SAN FRANCISCO — The Giants have made a habit in recent winters of “kicking the tires,” so to speak, on as many free agents as possible. General manager Bobby Evans is committed to being thorough, but at times there is probably no need. 

Hitters have made no secret of the fact that they prefer friendlier confines, and if you’re a power hitter, you’re going to ask Evans for a significantly larger check to play 81 of your games at the harshest power park in the majors. That’s what makes Giancarlo Stanton, readily available via trade, so intriguing. But would Stanton be fully immune to the realities of AT&T Park?

The numbers, at least in a small sample, suggest he would. Stanton has played 27 games in San Francisco and taken 108 at-bats. He has nine homers, 11 doubles and a triple. His .676 slugging percentage at AT&T Park isn’t far off his mark at Coors Field (.714), and his 1.048 OPS is higher than his OPS during the 2017 season, when he hit 59 homers. 

The damage has been done in limited time, but the Giants clearly believe it’s fully sustainable, and a recent study done by ESPN’s Dan Szymborski backs that up. Szymborski ran his ZiPS projection system to estimate Stanton’s stats over the next 10 years for a variety of suitors. The numbers in orange and black are overwhelming. 

The projections have Stanton at 46.2 WAR over the next 10 seasons, including 7.1 in 2018 and 6.8 in 2019, the two seasons the organization should be focused on given Madison Bumgarner’s contract situation. ZiPS projects Stanton at 46 homers next season if he plays for the Giants, followed by 43, 42, 39, 35 over the following four years. For comparison’s sake, Brandon Belt led the Giants in homers each of the last two seasons and he has 35 total during that span. 

Any sort of projection system needs to be taken with a huge grain of salt, especially with a player who has had injury issues in the past. But ZiPS believes Stanton -- who plays in a huge park already -- is a rarity, the kind of power hitter who can keep crushing well into his 30’s and put up huge numbers even if he is limited by the realities of getting older and getting hurt.

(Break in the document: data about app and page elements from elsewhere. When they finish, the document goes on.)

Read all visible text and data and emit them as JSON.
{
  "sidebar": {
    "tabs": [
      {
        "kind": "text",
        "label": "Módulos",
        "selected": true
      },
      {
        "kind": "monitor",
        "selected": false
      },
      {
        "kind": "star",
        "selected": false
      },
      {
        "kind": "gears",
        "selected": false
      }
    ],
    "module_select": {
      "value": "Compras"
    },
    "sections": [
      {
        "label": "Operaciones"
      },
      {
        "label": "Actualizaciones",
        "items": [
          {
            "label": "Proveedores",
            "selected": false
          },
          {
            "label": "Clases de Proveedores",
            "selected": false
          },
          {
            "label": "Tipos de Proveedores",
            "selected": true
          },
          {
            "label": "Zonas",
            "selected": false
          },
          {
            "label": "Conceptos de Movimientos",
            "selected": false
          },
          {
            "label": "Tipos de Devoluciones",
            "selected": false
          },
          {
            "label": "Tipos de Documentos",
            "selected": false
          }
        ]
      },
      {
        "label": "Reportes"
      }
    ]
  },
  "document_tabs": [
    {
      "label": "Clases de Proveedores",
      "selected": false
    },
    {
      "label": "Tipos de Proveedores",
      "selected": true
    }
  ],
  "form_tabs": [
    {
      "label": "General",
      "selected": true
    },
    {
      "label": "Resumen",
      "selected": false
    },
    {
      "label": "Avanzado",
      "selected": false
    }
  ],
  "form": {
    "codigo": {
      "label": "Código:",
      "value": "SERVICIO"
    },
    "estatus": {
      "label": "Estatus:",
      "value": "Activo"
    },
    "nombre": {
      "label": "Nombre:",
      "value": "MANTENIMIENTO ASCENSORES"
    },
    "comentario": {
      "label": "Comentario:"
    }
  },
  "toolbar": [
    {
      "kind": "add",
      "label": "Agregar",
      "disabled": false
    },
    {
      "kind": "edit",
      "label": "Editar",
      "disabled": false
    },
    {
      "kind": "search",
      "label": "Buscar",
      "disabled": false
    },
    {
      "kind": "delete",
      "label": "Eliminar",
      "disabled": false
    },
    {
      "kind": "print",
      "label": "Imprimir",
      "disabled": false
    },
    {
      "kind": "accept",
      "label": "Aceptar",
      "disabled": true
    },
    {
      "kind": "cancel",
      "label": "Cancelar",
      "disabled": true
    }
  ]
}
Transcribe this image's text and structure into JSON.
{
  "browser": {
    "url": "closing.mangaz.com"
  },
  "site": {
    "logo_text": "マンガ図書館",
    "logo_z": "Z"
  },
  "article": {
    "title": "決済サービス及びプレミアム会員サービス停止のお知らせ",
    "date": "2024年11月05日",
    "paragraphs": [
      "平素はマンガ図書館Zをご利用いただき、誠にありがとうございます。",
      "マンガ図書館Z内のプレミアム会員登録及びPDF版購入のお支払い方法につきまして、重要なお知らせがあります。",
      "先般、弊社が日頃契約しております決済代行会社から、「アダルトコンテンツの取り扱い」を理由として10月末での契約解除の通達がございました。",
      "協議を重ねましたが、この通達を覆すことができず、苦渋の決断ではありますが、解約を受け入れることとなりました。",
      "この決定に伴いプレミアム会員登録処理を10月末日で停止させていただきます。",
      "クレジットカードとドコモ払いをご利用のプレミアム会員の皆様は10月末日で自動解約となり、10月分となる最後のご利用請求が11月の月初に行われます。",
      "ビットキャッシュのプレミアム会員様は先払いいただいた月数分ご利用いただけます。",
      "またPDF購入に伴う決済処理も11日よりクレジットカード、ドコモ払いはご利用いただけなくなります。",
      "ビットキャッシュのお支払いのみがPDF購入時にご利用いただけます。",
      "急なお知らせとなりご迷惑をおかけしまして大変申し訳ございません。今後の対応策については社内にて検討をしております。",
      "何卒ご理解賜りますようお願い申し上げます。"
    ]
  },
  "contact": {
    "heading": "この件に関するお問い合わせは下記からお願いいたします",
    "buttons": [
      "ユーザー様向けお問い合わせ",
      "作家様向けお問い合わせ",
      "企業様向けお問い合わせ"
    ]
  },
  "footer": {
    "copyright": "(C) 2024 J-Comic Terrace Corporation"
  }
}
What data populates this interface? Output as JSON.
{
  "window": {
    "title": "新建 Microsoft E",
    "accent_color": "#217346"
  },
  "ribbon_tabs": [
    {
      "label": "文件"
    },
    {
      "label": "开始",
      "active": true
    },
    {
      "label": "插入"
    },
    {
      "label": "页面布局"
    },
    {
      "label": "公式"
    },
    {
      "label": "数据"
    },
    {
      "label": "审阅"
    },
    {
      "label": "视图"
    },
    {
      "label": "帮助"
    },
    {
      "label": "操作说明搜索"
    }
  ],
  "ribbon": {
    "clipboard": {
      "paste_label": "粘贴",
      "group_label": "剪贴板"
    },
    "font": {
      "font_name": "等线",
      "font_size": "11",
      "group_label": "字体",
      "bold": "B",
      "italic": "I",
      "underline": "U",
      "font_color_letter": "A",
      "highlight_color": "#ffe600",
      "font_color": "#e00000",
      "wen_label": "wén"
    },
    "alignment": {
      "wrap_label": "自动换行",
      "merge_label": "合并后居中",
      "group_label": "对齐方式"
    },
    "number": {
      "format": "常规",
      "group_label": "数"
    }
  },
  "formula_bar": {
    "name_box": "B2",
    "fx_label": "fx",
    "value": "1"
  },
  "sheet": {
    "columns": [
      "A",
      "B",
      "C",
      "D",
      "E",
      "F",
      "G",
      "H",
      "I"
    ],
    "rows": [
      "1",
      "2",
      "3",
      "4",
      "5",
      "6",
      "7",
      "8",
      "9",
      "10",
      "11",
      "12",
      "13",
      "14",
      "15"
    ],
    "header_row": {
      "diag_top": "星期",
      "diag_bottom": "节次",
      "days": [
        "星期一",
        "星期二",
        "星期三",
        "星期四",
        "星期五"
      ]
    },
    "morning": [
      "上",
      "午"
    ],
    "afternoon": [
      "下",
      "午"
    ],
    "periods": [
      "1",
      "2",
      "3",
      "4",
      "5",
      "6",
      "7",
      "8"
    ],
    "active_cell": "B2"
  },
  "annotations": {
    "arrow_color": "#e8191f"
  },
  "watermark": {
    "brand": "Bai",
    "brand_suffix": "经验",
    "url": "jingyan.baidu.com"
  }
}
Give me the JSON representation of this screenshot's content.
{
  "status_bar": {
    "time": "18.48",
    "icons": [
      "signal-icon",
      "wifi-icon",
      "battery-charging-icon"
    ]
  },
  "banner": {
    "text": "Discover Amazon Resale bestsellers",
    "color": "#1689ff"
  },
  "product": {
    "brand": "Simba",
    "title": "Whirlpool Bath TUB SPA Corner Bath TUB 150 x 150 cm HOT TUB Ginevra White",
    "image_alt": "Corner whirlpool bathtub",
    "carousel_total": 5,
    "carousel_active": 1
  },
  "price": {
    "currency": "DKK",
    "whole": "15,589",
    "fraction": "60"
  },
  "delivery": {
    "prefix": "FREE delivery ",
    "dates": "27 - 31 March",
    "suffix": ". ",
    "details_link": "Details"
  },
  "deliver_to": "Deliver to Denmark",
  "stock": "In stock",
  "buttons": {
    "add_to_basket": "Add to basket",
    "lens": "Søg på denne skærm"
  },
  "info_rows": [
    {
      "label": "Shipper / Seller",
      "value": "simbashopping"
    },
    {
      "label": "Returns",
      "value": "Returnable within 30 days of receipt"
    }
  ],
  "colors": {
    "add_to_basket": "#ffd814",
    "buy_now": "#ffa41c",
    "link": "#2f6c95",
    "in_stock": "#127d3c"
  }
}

Szymborski’s projections have Stanton playing just 102 games in 2025, but he’s still projected to hit 23 homers, 20 doubles and post an OPS+ of 121. Even in the 10th year of the projections, ZiPS has Stanton down for 16 homers. 

There are no sure things in this game, but as Evans continues to chase a blockbuster deal, he can be confident that Stanton is one player who should be able to provide power for years to come, no matter what AT&T Park does to hold hitters down.